Once you set backups, they should be taken automatically. Check now and again to make sure the backups are running properly.
There are several ways to optimize your site on an ongoing basis.
Database optimization involves the cleanup of post revisions, trashed posts, spam comments, transients and orphaned data. Use Advanced Database Cleaner and schedule a database cleanup daily, weekly or monthly.
If you allow comments on your posts, try Antispam Bee or Akismet. Spam comments will be marked as such and then Advanced Database Cleaner (as described above) will actually remove those comments from your database permanently.
If your site doesn’t allow comments, use Disable Comments to block all comments.
A caching plugin may help speed up your site. WP Rocket (paid) or Autoptimize (free) are great choices. If your host recommends a specific caching plugin, you may want to try it as well.
- SG Optimizer for sites hosted on SiteGround
- Proxy Cache Purge on sites hosted with Pair Networks (managed WordPress hosting)
- LiteSpeed Cache for sites on a LiteSpeed server
An image optimization plugin also helps your site speed by compressing images. ShortPixel and WP Compress are great options.
There are a number steps you can take to secure your website such as limiting the number of administrator users and forcing users to have strong passwords. Plugins like Wordfence can help secure your site further and scan your site daily for issues.
Some hosts may not allow Wordfence, so check with your host to determine what (if any) security plugin can be used.
Services like UptimeRobot can alert you if your site is down for any reason. Get a text, email or Slack message when your site goes down so that you can investigate.
So far we’ve talked about maintenance from a back end perspective, but keeping your WordPress site up-to-date on the front end is just as important as keeping it up-to-date on the back end!
Here are a few tips for making sure your content is fresh:
- Check that your contact information is current
- Test your forms to make sure they are working properly
- Review your home page to make sure all information is correct
- Run a broken link check and fix any broken links you find
- Update any services or products that may have changed
- Add to your portfolio or blog
As part of my WordPress care plans, I include all of the above, plus:
- Access to premium plugins
- Time for tasks each month (such as helping you update your services, portfolio or blog)
- A detailed monthly report
- Google Search Console monitoring
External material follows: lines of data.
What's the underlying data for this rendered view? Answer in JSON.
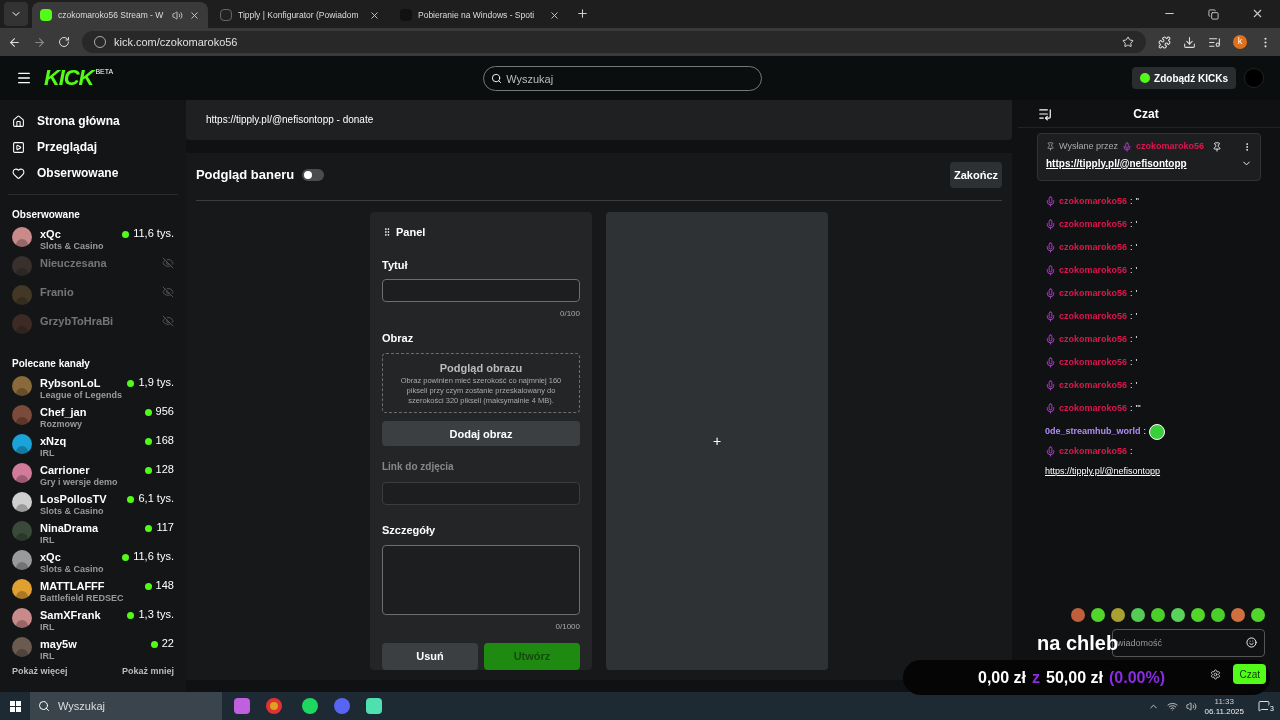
{
  "browser": {
    "tabs": [
      {
        "title": "czokomaroko56 Stream - W",
        "selected": true,
        "audio": true
      },
      {
        "title": "Tipply | Konfigurator (Powiadom",
        "selected": false,
        "audio": false
      },
      {
        "title": "Pobieranie na Windows - Spoti",
        "selected": false,
        "audio": false
      }
    ],
    "url": "kick.com/czokomaroko56",
    "profile": "k"
  },
  "header": {
    "logo": "KICK",
    "logo_tag": "BETA",
    "search": {
      "placeholder": "Wyszukaj"
    },
    "kicks_button": "Zdobądź KICKs"
  },
  "sidebar": {
    "nav": [
      "Strona główna",
      "Przeglądaj",
      "Obserwowane"
    ],
    "followed_title": "Obserwowane",
    "followed": [
      {
        "name": "xQc",
        "category": "Slots & Casino",
        "viewers": "11,6 tys.",
        "live": true
      },
      {
        "name": "Nieuczesana",
        "live": false
      },
      {
        "name": "Franio",
        "live": false
      },
      {
        "name": "GrzybToHraBi",
        "live": false
      }
    ],
    "recommended_title": "Polecane kanały",
    "recommended": [
      {
        "name": "RybsonLoL",
        "category": "League of Legends",
        "viewers": "1,9 tys.",
        "live": true
      },
      {
        "name": "Chef_jan",
        "category": "Rozmowy",
        "viewers": "956",
        "live": true
      },
      {
        "name": "xNzq",
        "category": "IRL",
        "viewers": "168",
        "live": true
      },
      {
        "name": "Carrioner",
        "category": "Gry i wersje demo",
        "viewers": "128",
        "live": true
      },
      {
        "name": "LosPollosTV",
        "category": "Slots & Casino",
        "viewers": "6,1 tys.",
        "live": true
      },
      {
        "name": "NinaDrama",
        "category": "IRL",
        "viewers": "117",
        "live": true
      },
      {
        "name": "xQc",
        "category": "Slots & Casino",
        "viewers": "11,6 tys.",
        "live": true
      },
      {
        "name": "MATTLAFFF",
        "category": "Battlefield REDSEC",
        "viewers": "148",
        "live": true
      },
      {
        "name": "SamXFrank",
        "category": "IRL",
        "viewers": "1,3 tys.",
        "live": true
      },
      {
        "name": "may5w",
        "category": "IRL",
        "viewers": "22",
        "live": true
      }
    ],
    "show_more": "Pokaż więcej",
    "show_less": "Pokaż mniej"
  },
  "about": {
    "text": "https://tipply.pl/@nefisontopp - donate"
  },
  "banner": {
    "title": "Podgląd baneru",
    "preview_on": false,
    "finish_button": "Zakończ",
    "panel": {
      "title": "Panel",
      "title_label": "Tytuł",
      "title_counter": "0/100",
      "image_label": "Obraz",
      "image_preview_title": "Podgląd obrazu",
      "image_preview_text": "Obraz powinien mieć szerokość co najmniej 160 pikseli przy czym zostanie przeskalowany do szerokości 320 pikseli (maksymalnie 4 MB).",
      "add_image_button": "Dodaj obraz",
      "link_label": "Link do zdjęcia",
      "details_label": "Szczegóły",
      "details_counter": "0/1000",
      "delete_button": "Usuń",
      "create_button": "Utwórz"
    },
    "add_symbol": "+"
  },
  "chat": {
    "title": "Czat",
    "pinned": {
      "label": "Wysłane przez",
      "user": "czokomaroko56",
      "text": "https://tipply.pl/@nefisontopp"
    },
    "messages": [
      {
        "user": "czokomaroko56",
        "colon": ":",
        "text": "''",
        "badge": true,
        "color": "#e0154f"
      },
      {
        "user": "czokomaroko56",
        "colon": ":",
        "text": "'",
        "badge": true,
        "color": "#e0154f"
      },
      {
        "user": "czokomaroko56",
        "colon": ":",
        "text": "'",
        "badge": true,
        "color": "#e0154f"
      },
      {
        "user": "czokomaroko56",
        "colon": ":",
        "text": "'",
        "badge": true,
        "color": "#e0154f"
      },
      {
        "user": "czokomaroko56",
        "colon": ":",
        "text": "'",
        "badge": true,
        "color": "#e0154f"
      },
      {
        "user": "czokomaroko56",
        "colon": ":",
        "text": "'",
        "badge": true,
        "color": "#e0154f"
      },
      {
        "user": "czokomaroko56",
        "colon": ":",
        "text": "'",
        "badge": true,
        "color": "#e0154f"
      },
      {
        "user": "czokomaroko56",
        "colon": ":",
        "text": "'",
        "badge": true,
        "color": "#e0154f"
      },
      {
        "user": "czokomaroko56",
        "colon": ":",
        "text": "'",
        "badge": true,
        "color": "#e0154f"
      },
      {
        "user": "czokomaroko56",
        "colon": ":",
        "text": "'''",
        "badge": true,
        "color": "#e0154f"
      },
      {
        "user": "0de_streamhub_world",
        "colon": ":",
        "kind": "emote",
        "badge": false,
        "color": "#b18cf5"
      },
      {
        "user": "czokomaroko56",
        "colon": ":",
        "text": "https://tipply.pl/@nefisontopp",
        "kind": "link",
        "badge": true,
        "color": "#e0154f"
      }
    ],
    "input": {
      "placeholder": "wiadomość"
    },
    "send_button": "Czat"
  },
  "goal": {
    "title": "na chleb",
    "current": "0,00 zł",
    "separator": "z",
    "target": "50,00 zł",
    "percent": "(0.00%)"
  },
  "taskbar": {
    "search": "Wyszukaj",
    "time": "11:33",
    "date": "06.11.2025",
    "notifications": "3"
  }
}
- But mostly — peace of mind that if you have questions or something goes wrong, you have someone to contact
Maintaining your WordPress site isn’t difficult. By setting up the above and putting eyes on your site regularly, you’ll be way ahead of the game!